While first home buyers now comprise 18.1% of the market due to the decrease in investor activity, homeownership rates are still at their lowest level.

In fact, according to the figures from the Household Income and Labour Dynamics in Australia (HILDA) survey, there has been a rise in the number of renters, particularly amongst millennials.

For RiseWise Property Review CEO and Founder Don Peleg, this could mean that some potential buyers are still being priced out of the market, even after the price drops.

In a think piece for Property Update, Peleg argued that a lack of family-suitable housing is likely to continue to push prices up. While the Federal Government is in the process of establishing a strategy that could help relieve skyrocketing prices, Peleg said price hikes are still likely to happen
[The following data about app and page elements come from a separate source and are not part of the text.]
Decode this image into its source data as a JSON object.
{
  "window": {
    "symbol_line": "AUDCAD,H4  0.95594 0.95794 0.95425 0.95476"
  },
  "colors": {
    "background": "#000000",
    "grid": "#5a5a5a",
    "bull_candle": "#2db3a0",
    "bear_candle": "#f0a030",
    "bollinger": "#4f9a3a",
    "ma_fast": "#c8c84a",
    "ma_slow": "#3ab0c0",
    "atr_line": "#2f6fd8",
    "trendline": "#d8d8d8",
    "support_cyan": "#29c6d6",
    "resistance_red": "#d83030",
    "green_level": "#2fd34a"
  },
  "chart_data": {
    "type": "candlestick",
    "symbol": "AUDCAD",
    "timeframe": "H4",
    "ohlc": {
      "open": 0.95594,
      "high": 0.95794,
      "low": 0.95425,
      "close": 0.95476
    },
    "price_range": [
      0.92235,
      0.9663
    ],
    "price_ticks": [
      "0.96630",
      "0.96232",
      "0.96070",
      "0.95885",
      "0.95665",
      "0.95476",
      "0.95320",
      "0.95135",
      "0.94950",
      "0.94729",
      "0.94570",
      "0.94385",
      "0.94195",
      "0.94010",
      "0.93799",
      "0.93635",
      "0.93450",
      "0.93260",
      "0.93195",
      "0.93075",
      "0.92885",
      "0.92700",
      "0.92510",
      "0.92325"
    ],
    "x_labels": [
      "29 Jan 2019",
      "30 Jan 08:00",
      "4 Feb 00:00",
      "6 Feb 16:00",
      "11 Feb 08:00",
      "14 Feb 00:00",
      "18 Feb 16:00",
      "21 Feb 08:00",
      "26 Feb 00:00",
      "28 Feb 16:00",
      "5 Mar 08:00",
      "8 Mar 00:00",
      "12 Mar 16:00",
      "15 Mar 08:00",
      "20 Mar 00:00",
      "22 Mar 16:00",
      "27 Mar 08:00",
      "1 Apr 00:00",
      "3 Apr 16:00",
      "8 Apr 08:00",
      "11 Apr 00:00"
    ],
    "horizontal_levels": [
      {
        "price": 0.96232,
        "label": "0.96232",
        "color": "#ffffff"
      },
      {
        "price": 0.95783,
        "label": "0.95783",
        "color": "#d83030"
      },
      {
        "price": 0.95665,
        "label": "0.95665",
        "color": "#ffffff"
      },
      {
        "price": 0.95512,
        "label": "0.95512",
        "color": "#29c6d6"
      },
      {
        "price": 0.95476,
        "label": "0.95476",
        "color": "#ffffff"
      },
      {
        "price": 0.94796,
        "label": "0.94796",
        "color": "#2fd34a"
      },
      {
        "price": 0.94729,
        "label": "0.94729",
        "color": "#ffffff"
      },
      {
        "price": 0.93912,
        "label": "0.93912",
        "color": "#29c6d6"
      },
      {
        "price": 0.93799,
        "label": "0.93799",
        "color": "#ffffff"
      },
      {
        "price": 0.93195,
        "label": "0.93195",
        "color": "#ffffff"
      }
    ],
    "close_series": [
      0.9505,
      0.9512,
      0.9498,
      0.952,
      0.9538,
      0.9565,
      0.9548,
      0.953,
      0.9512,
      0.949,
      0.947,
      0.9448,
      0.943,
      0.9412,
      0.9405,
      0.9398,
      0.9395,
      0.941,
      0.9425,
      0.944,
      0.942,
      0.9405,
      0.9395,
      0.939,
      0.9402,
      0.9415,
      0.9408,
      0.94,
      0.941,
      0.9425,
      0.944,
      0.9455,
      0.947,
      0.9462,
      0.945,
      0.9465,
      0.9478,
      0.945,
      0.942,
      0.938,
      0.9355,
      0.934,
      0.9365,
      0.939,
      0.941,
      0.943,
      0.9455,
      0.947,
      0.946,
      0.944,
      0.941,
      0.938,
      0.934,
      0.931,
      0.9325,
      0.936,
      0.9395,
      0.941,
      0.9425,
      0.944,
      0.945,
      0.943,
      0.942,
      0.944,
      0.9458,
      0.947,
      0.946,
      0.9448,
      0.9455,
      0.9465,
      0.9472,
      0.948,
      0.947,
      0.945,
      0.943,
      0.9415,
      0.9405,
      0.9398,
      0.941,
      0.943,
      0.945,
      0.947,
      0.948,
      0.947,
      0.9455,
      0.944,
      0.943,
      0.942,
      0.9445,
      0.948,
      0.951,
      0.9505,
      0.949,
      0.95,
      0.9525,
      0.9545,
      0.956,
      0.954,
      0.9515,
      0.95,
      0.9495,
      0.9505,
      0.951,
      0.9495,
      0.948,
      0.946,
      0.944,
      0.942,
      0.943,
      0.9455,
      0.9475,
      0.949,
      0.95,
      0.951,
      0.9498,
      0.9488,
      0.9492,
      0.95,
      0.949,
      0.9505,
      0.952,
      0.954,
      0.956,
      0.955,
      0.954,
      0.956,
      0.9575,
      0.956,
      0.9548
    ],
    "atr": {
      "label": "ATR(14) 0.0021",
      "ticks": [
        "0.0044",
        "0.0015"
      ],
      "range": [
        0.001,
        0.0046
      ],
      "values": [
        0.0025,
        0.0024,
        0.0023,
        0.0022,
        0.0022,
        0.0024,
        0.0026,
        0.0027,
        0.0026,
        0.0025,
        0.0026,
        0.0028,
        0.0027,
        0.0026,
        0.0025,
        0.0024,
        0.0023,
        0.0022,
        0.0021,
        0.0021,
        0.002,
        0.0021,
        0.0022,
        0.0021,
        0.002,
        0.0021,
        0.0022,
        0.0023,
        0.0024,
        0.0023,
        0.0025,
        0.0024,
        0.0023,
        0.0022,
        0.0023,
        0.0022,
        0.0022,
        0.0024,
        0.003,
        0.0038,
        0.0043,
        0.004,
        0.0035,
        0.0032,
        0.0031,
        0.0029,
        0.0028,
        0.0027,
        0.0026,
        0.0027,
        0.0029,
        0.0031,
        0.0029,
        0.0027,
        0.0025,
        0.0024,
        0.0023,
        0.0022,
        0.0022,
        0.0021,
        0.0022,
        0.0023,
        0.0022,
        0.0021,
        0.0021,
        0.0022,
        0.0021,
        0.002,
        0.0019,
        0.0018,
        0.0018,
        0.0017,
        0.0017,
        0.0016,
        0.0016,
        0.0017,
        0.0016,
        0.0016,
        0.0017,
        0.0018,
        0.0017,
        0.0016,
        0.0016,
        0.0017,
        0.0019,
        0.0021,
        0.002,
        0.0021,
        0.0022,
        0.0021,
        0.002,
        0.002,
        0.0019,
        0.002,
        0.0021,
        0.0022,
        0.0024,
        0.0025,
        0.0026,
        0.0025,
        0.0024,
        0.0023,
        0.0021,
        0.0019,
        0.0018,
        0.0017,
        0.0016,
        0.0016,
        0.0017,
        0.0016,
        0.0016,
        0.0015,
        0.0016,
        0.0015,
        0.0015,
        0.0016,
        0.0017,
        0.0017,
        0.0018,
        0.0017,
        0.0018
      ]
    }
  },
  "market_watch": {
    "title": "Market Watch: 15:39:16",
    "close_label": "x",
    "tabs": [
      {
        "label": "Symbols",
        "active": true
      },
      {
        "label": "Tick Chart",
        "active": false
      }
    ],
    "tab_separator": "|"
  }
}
"This is high on the agenda for the Federal Government, however, a coordinated strategy should be put in place to encourage a better spread of the population across Australia as well as the construction of owner-occupier appropriate dwellings in the middle-ring suburbs in our major capital cities," Peleg said.

He added: "Without a strategic and comprehensive solution, it is likely that the current supply and demand patterns will once again lead to escalating prices, deteriorating housing affordability and a reduction in home ownership in Australia."

Peleg explained that initiatives should also be undertaken to address these issues on the state level. He cited Sydney, noting that even the city’s record levels of housing construction will not enough to meet the ballooning population growth.

"Other measures should be undertaken at the state level, particularly in relation to planning, greenfield land releases, rezoning and a more co-ordinated approach between the states and the local governments in relation to those matters," he said.

Moreover, he said incentives for meeting pre-approved development targets would encourage more local governments to boost the construction of new dwellings.

To be able to do this, Peleg said governments should be able to increase land supply release through coordinated strategies.

"Land releases in the outer suburbs are essential, particularly in Sydney to support the other supply-related measures that have been detailed above. The outer suburbs are significantly more affordable, and they provide an opportunity to first home buyers to enter the property market," he said.